A proposed, experimental rate structure could encourage some Turlockers to go green and drive an electric car.
The Turlock Irrigation District rate change would allow residential customers who own electric vehicles to pay less for electricity used during off-peak times – 9 p.m. through noon – letting them charge cars at night when electricity is cheaper.
Currently, TID residential customers are charged a flat fee for electricity regardless of when it’s used. That’s despite TID paying far less for energy during off-peak times – less than half as much, on average.
Electric car owners are hit harder by the district’s current rate structure, as the added demand of an electric car almost inevitably bumps customers into the highest tier of electrical rates.
Adding a plug-in electric vehicle costs the average customer $462 per year using current rates. That falls to $325 in the new rates, assuming the customer charges during off-peak times.
But other electricity, used during the day, would cost more under the new rate. The rate is expected to balance out to save the average consumer with a plug-in electric vehicle about $98 per year, or about 5 percent of their annual bill.
Currently, only 37 TID customers have been verified as owning an electric car. But that number has doubled in the past year, reflecting a statewide boom in electric car sales.
“Without question, the electric vehicle is becoming more popular.” said Chris Poley, TID Utility Rate Analyst.
The experimental rate would only be in effect for a three-year period, letting the district study its impacts before electric vehicles become widespread.
The district isn’t sure how customers will use the rate.
Some may take advantage of the otherwise unavailable time-of-use billing, despite charging their cars at work, using the rate for an unintended purpose. Others may misunderstand the rate and charge on-peak, increasing their bills.
And others may save more money than the district anticipates; shifting 20 percent of usage to off-peak times would save an extra 5 percent from annual electricity bills.
"I think the purpose of this is to find out what people will do," Poley said.
The experimental rate will help the district learn when people charge their vehicles, how they do so, and the impacts it has on the electric grid. If, of course, electric car owners sign up for the new rate.
“We don't know who they are,” Poley said. “For this program to be successful, customers are going to have to sign up for this rate schedule.”
The new rate was discussed during a public hearing Tuesday morning. It has yet to be formally approved, but would tentatively go into effect June 1. Only electric car owners would be eligible for the rate.
A second rate change discussed Tuesday morning would alter how companies which generate the majority of their own power are billed, effectively eliminating a double-billing which can occur. Only one customer currently uses that billing structure.
An anticipated economic development discount rate did not make Tuesday’s meeting.

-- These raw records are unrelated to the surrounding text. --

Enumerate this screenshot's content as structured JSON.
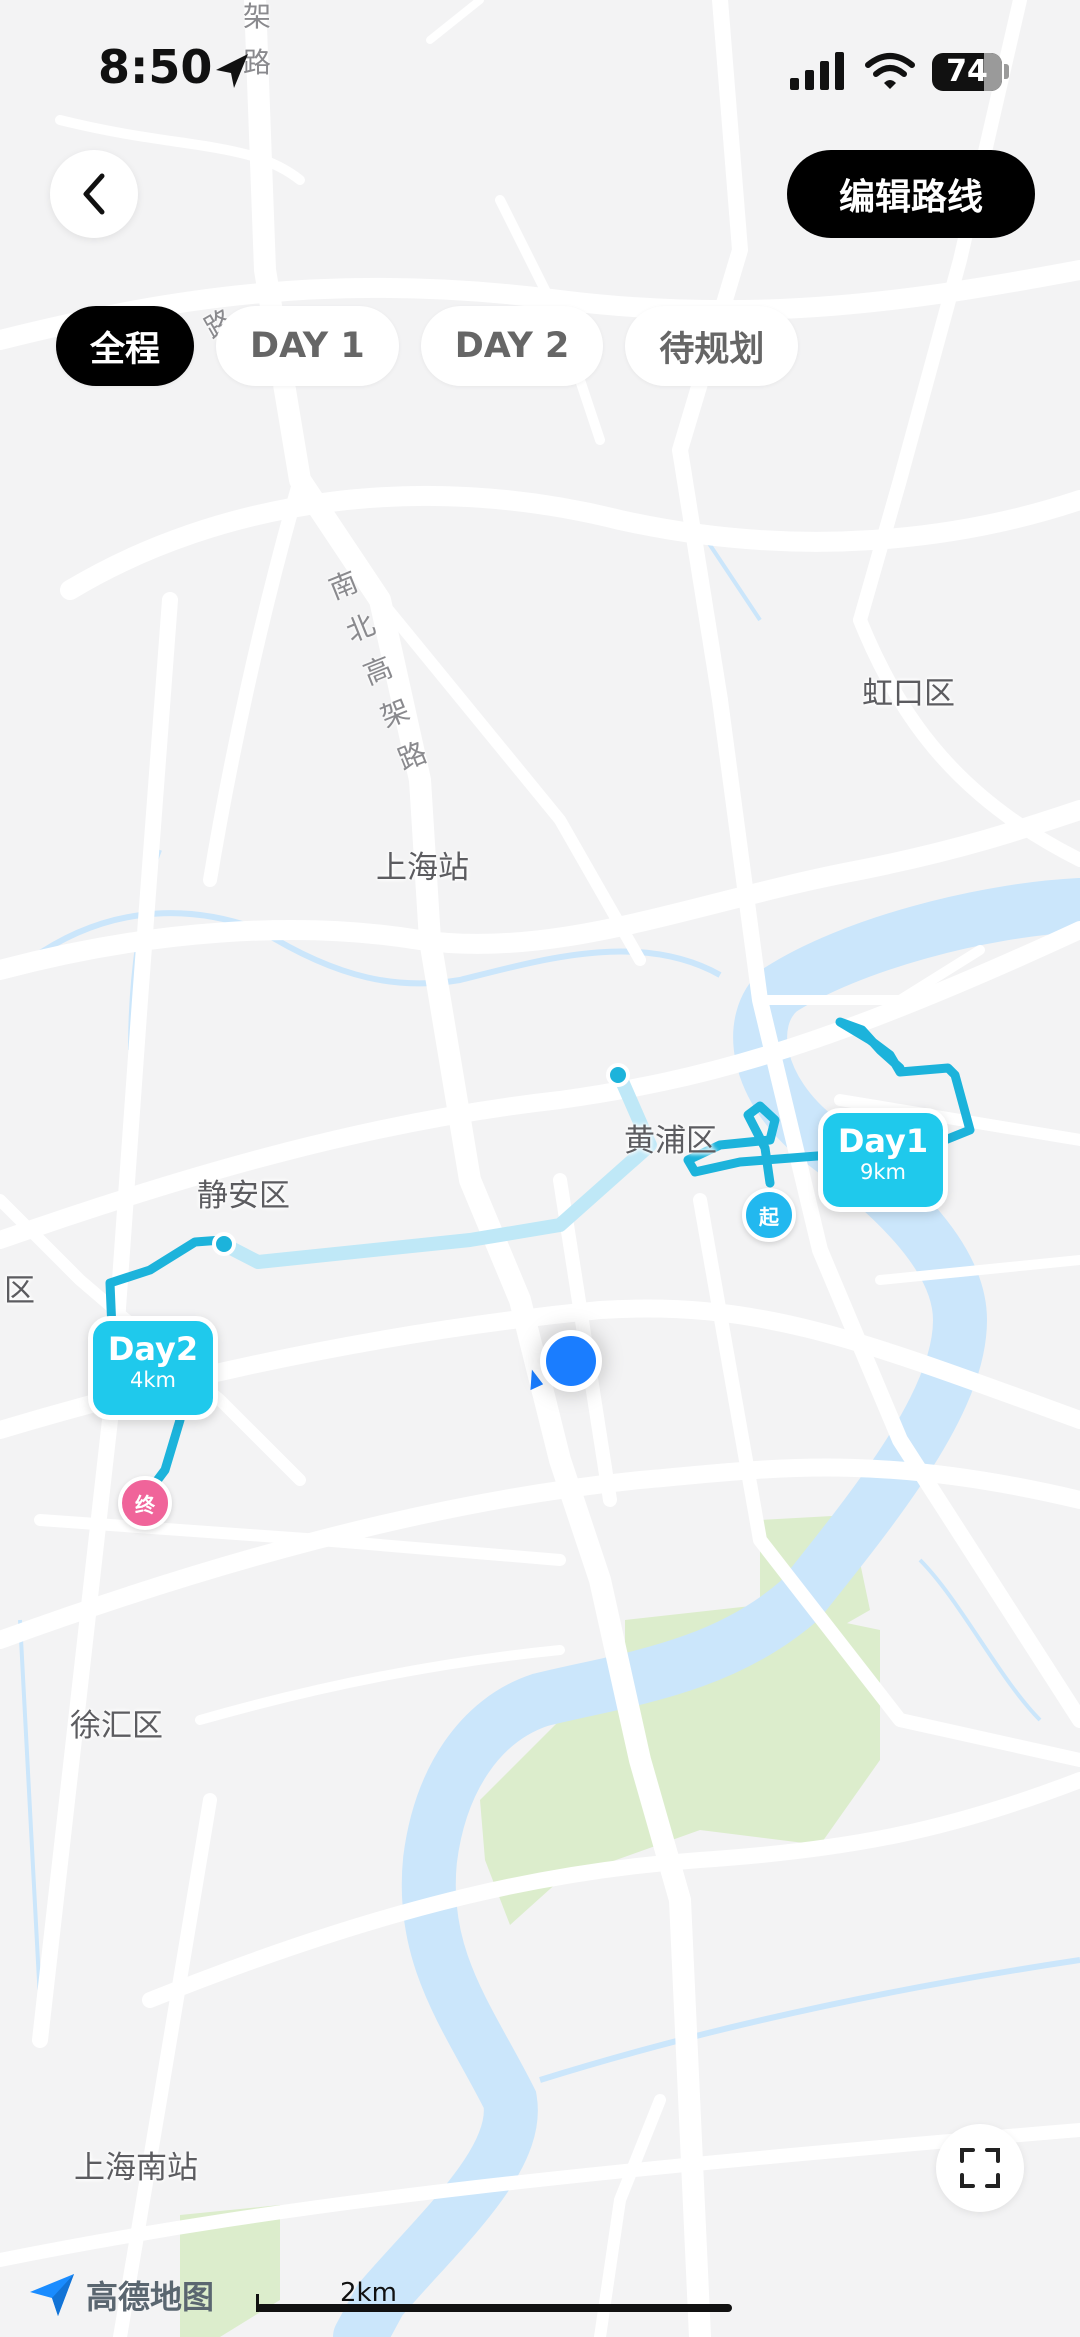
{
  "status_bar": {
    "time": "8:50",
    "battery": "74"
  },
  "header": {
    "back_icon": "chevron-left-icon",
    "edit_button": "编辑路线"
  },
  "tabs": [
    {
      "label": "全程",
      "active": true
    },
    {
      "label": "DAY 1",
      "active": false
    },
    {
      "label": "DAY 2",
      "active": false
    },
    {
      "label": "待规划",
      "active": false
    }
  ],
  "map": {
    "place_labels": {
      "hongkou": "虹口区",
      "shanghai_station": "上海站",
      "huangpu": "黄浦区",
      "jingan": "静安区",
      "qu_edge": "区",
      "xuhui": "徐汇区",
      "shanghai_south": "上海南站"
    },
    "road_labels": {
      "north_south_elevated": "南北高架路",
      "top_fragment": "架路",
      "tab_fragment": "路"
    },
    "routes": [
      {
        "label": "Day1",
        "distance": "9km",
        "color": "#2bbce8"
      },
      {
        "label": "Day2",
        "distance": "4km",
        "color": "#2bbce8"
      }
    ],
    "start_marker": "起",
    "end_marker": "终",
    "scale": "2km",
    "provider": "高德地图"
  },
  "colors": {
    "accent": "#1fc9ec",
    "river": "#cbe6fb",
    "park": "#dcedcc",
    "location": "#1a7dff"
  }
}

That proposed rate would give large users discounted electrical rates for their first three years of operations.
“After we reviewed some factors, we decided the timing wasn’t right to present the economic development discount,” Poley said, noting it will return at a later date. “… We like it, and we’re working on it.”